[Work required]
Filter the entries, keeping every line with the string "Master".

### Data listing ###

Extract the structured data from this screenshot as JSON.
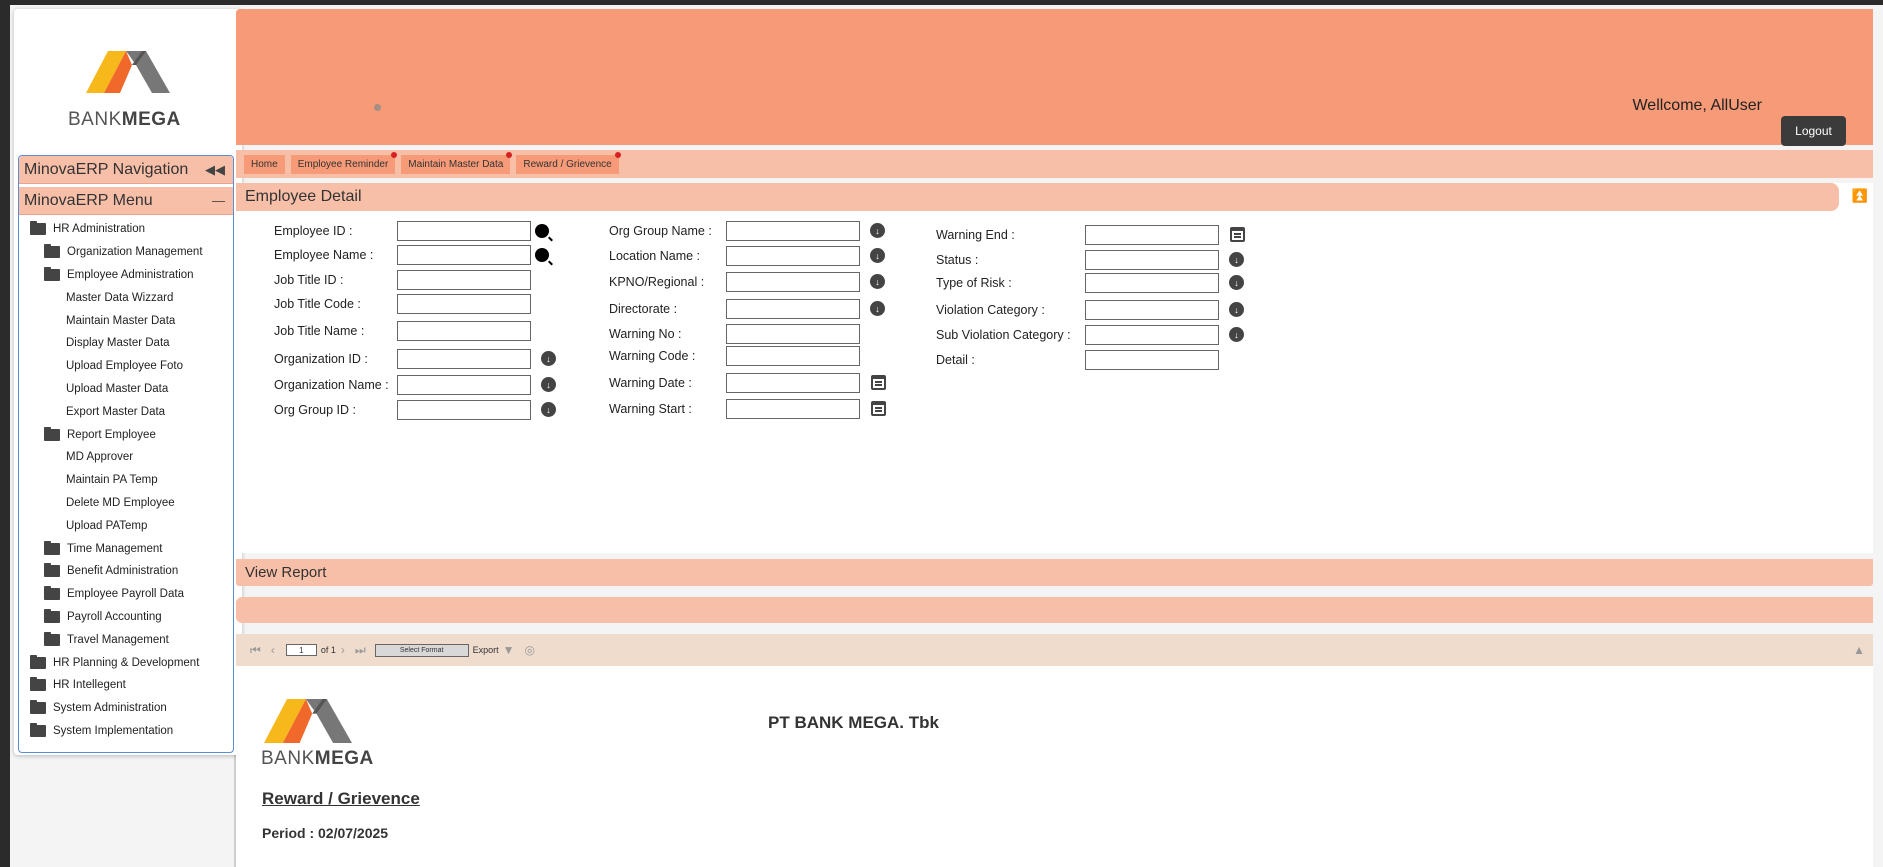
{
  "brand": {
    "logo_text_left": "BANK",
    "logo_text_right": "MEGA",
    "colors": {
      "yellow": "#f6b81a",
      "orange": "#f0682a",
      "gray": "#777777"
    }
  },
  "nav": {
    "title": "MinovaERP Navigation",
    "collapse_icon": "double-chevron-left-icon",
    "menu_title": "MinovaERP Menu",
    "menu_icon": "minus-icon",
    "items": [
      {
        "label": "HR Administration",
        "level": 0,
        "folder": true
      },
      {
        "label": "Organization Management",
        "level": 1,
        "folder": true
      },
      {
        "label": "Employee Administration",
        "level": 1,
        "folder": true
      },
      {
        "label": "Master Data Wizzard",
        "level": 2,
        "folder": false
      },
      {
        "label": "Maintain Master Data",
        "level": 2,
        "folder": false
      },
      {
        "label": "Display Master Data",
        "level": 2,
        "folder": false
      },
      {
        "label": "Upload Employee Foto",
        "level": 2,
        "folder": false
      },
      {
        "label": "Upload Master Data",
        "level": 2,
        "folder": false
      },
      {
        "label": "Export Master Data",
        "level": 2,
        "folder": false
      },
      {
        "label": "Report Employee",
        "level": 1,
        "folder": true
      },
      {
        "label": "MD Approver",
        "level": 2,
        "folder": false
      },
      {
        "label": "Maintain PA Temp",
        "level": 2,
        "folder": false
      },
      {
        "label": "Delete MD Employee",
        "level": 2,
        "folder": false
      },
      {
        "label": "Upload PATemp",
        "level": 2,
        "folder": false
      },
      {
        "label": "Time Management",
        "level": 1,
        "folder": true
      },
      {
        "label": "Benefit Administration",
        "level": 1,
        "folder": true
      },
      {
        "label": "Employee Payroll Data",
        "level": 1,
        "folder": true
      },
      {
        "label": "Payroll Accounting",
        "level": 1,
        "folder": true
      },
      {
        "label": "Travel Management",
        "level": 1,
        "folder": true
      },
      {
        "label": "HR Planning & Development",
        "level": 0,
        "folder": true
      },
      {
        "label": "HR Intellegent",
        "level": 0,
        "folder": true
      },
      {
        "label": "System Administration",
        "level": 0,
        "folder": true
      },
      {
        "label": "System Implementation",
        "level": 0,
        "folder": true
      }
    ]
  },
  "header": {
    "welcome": "Wellcome, AllUser",
    "logout": "Logout",
    "background": "#f79a78"
  },
  "tabs": [
    {
      "label": "Home",
      "badge": false
    },
    {
      "label": "Employee Reminder",
      "badge": true
    },
    {
      "label": "Maintain Master Data",
      "badge": true
    },
    {
      "label": "Reward / Grievence",
      "badge": true
    }
  ],
  "detail": {
    "title": "Employee Detail",
    "collapse_icon": "collapse-up-icon",
    "col1": [
      {
        "label": "Employee ID :",
        "value": "",
        "icon": "search-icon"
      },
      {
        "label": "Employee Name :",
        "value": "",
        "icon": "search-icon"
      },
      {
        "label": "Job Title ID :",
        "value": "",
        "icon": ""
      },
      {
        "label": "Job Title Code :",
        "value": "",
        "icon": ""
      },
      {
        "label": "Job Title Name :",
        "value": "",
        "icon": ""
      },
      {
        "label": "Organization ID :",
        "value": "",
        "icon": "dropdown-icon"
      },
      {
        "label": "Organization Name :",
        "value": "",
        "icon": "dropdown-icon"
      },
      {
        "label": "Org Group ID :",
        "value": "",
        "icon": "dropdown-icon"
      }
    ],
    "col2": [
      {
        "label": "Org Group Name :",
        "value": "",
        "icon": "dropdown-icon"
      },
      {
        "label": "Location Name :",
        "value": "",
        "icon": "dropdown-icon"
      },
      {
        "label": "KPNO/Regional :",
        "value": "",
        "icon": "dropdown-icon"
      },
      {
        "label": "Directorate :",
        "value": "",
        "icon": "dropdown-icon"
      },
      {
        "label": "Warning No :",
        "value": "",
        "icon": ""
      },
      {
        "label": "Warning Code :",
        "value": "",
        "icon": ""
      },
      {
        "label": "Warning Date :",
        "value": "",
        "icon": "calendar-icon"
      },
      {
        "label": "Warning Start :",
        "value": "",
        "icon": "calendar-icon"
      }
    ],
    "col3": [
      {
        "label": "Warning End :",
        "value": "",
        "icon": "calendar-icon"
      },
      {
        "label": "Status :",
        "value": "",
        "icon": "dropdown-icon"
      },
      {
        "label": "Type of Risk :",
        "value": "",
        "icon": "dropdown-icon"
      },
      {
        "label": "Violation Category :",
        "value": "",
        "icon": "dropdown-icon"
      },
      {
        "label": "Sub Violation Category :",
        "value": "",
        "icon": "dropdown-icon"
      },
      {
        "label": "Detail :",
        "value": "",
        "icon": ""
      }
    ]
  },
  "report": {
    "section_title": "View Report",
    "toolbar": {
      "page": "1",
      "of": "of 1",
      "format": "Select Format",
      "export": "Export"
    },
    "company": "PT BANK MEGA. Tbk",
    "title": "Reward / Grievence",
    "period": "Period : 02/07/2025"
  }
}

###

[Task response]
        "label": "Master Data Wizzard",
        "label": "Maintain Master Data",
        "label": "Display Master Data",
        "label": "Upload Master Data",
        "label": "Export Master Data",
      "label": "Maintain Master Data",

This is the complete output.